"I have five terrific kids (who range in age from 17 to 42) who are raising me," he joked.
And though his law practice keeps him busy, Roth remains a tireless humanitarian, lending his legal help to numerous nonprofit agencies.
That dedicated volunteerism has earned him a bundle of accolades in the past few decades, including Tri-Citian of the Year in 1987, the Governor's Award for Volunteerism in 1986 and Kennewick's Man of the Year in 1987.
And on Feb. 8, Roth will be honored again by the Academy of Children's Theatre at its annual Heart for the Arts fundraiser.
"We are honoring him for the significant contribution he has made to ACT and dozens of other nonprofit organizations over many years," said Anne Sampson, past president of the ACT board of directors.
Roth is one of those nondiscriminating givers, Sampson added.
"He approaches his nonprofit work the same way a public defender might approach a criminal case -- that everyone deserves good legal advice. He doesn't pick favorite causes or politically correct organizations," she said. "He has been in ACT's corner since we formed 16 years ago, and we count him as one of our most trusted assets."
Paris Rodgers, executive director of ACT, also credits Roth with keeping ACT afloat.
"He donates a ton of legal expertise to help us stay out of the weeds, to help guide our board of directors," Rodgers said. "And he does it all out of the goodness of his heart."
Roth is humbled and honored by ACT's Heart for the Arts honor. But he also is quick to point out that he is just one of many Tri-City lawyers who donate their expertise to nonprofit agencies.
"There are countless (attorneys) out there who work awful hard without any recognition," Roth said. "I am just a spoke in the wheel."
Roth graduated from Moses Lake High School in 1968. He spent four years at the University of Washington and then trained with the Gallo Wine Company in Los Angeles before joining the family business, Roth Distributing Co., in the Tri-Cities in 1973. He eventually became president of the company and in 1989 sold the distributorship. That's when he decided to go to law school.
"I wanted an occupation that offered choices, and law offered me that," he said. "So at age 40, I went (and) enrolled at the University of Puget Sound."
Even though society tends to take punches at attorneys for their sleazy tactics in the courtroom, Roth takes the hype with a grain of salt, claiming the law is still good.

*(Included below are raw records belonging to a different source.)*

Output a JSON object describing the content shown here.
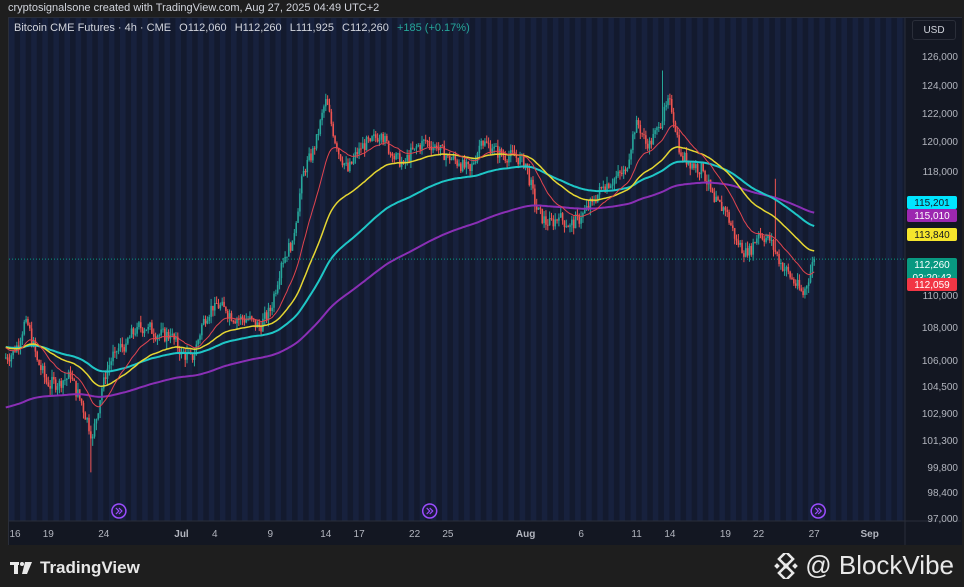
{
  "credit": "cryptosignalsone created with TradingView.com, Aug 27, 2025 04:49 UTC+2",
  "legend": {
    "symbol": "Bitcoin CME Futures · 4h · CME",
    "open": "O112,060",
    "high": "H112,260",
    "low": "L111,925",
    "close": "C112,260",
    "change": "+185 (+0.17%)"
  },
  "currency": "USD",
  "footer": {
    "brand": "TradingView",
    "watermark": "@ BlockVibe"
  },
  "colors": {
    "background": "#131a2e",
    "up": "#26a69a",
    "down": "#ef5350",
    "ma_red": "#e0444f",
    "ma_yellow": "#e5d632",
    "ma_cyan": "#1fc6c6",
    "ma_purple": "#8a2fb5"
  },
  "chart_data": {
    "type": "candlestick",
    "title": "Bitcoin CME Futures · 4h · CME",
    "y_ticks": [
      126000,
      124000,
      122000,
      120000,
      118000,
      110000,
      108000,
      106000,
      104500,
      102900,
      101300,
      99800,
      98400,
      97000
    ],
    "y_tick_labels": [
      "126,000",
      "124,000",
      "122,000",
      "120,000",
      "118,000",
      "110,000",
      "108,000",
      "106,000",
      "104,500",
      "102,900",
      "101,300",
      "99,800",
      "98,400",
      "97,000"
    ],
    "x_tick_labels": [
      "16",
      "19",
      "24",
      "Jul",
      "4",
      "9",
      "14",
      "17",
      "22",
      "25",
      "Aug",
      "6",
      "11",
      "14",
      "19",
      "22",
      "27",
      "Sep"
    ],
    "x_tick_days": [
      0,
      3,
      8,
      15,
      18,
      23,
      28,
      31,
      36,
      39,
      46,
      51,
      56,
      59,
      64,
      67,
      72,
      77
    ],
    "start_date": "Jun 16",
    "daily_close": [
      106500,
      108500,
      106000,
      104500,
      104800,
      105000,
      103500,
      101500,
      105000,
      106500,
      107000,
      108000,
      108000,
      107500,
      107500,
      106500,
      106000,
      108500,
      109500,
      109000,
      108500,
      108500,
      108000,
      109000,
      112000,
      113500,
      118000,
      119500,
      123000,
      119500,
      118000,
      119500,
      120000,
      120500,
      119000,
      118500,
      119500,
      120000,
      119500,
      119000,
      118500,
      118000,
      120000,
      119500,
      119000,
      119000,
      118500,
      115500,
      114500,
      115000,
      114500,
      115000,
      116000,
      117000,
      117500,
      118000,
      121500,
      119500,
      121000,
      123000,
      119000,
      118500,
      118000,
      116000,
      115500,
      113500,
      112500,
      114000,
      113500,
      112000,
      111000,
      110000,
      112260
    ],
    "notable_extremes": {
      "low": 99500,
      "high": 125000
    },
    "price_labels": [
      {
        "label": "115,201",
        "value": 115201,
        "series": "MA cyan",
        "color": "#00e5ff"
      },
      {
        "label": "115,010",
        "value": 115010,
        "series": "MA purple",
        "color": "#9c27b0"
      },
      {
        "label": "113,840",
        "value": 113840,
        "series": "MA yellow",
        "color": "#f5e52c"
      },
      {
        "label": "112,260",
        "value": 112260,
        "series": "Last price",
        "color": "#089981",
        "countdown": "03:20:43"
      },
      {
        "label": "112,059",
        "value": 112059,
        "series": "MA red",
        "color": "#f23645"
      }
    ],
    "events_days": [
      9,
      37,
      72
    ]
  }
}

"I'll always do work for nonprofit organizations, and sometimes I charge for it depending on their situation. I have to make a living," he added. "Besides, it's fun for me. Like with ACT, if I can help them feel safe, then I know those volunteers can help teach kids about theater better. And that makes me feel good."
And when Roth isn't giving pro bono aid to nonprofits, he's lending his connoisseur's palate to wine competitions and various festivals.
The Heart for the Arts fundraising banquet is open to the public. Doors open at 5:30 p.m. with a reception and wine and microbrew tasting and silent auction. Dinner is at 7 p.m., followed by the tribute to Roth.
Tickets are $75 and available online at www.academyofchildrenstheatre.org or call 943-6027.
-- Dori O'Neal: 582-1514; email@example.com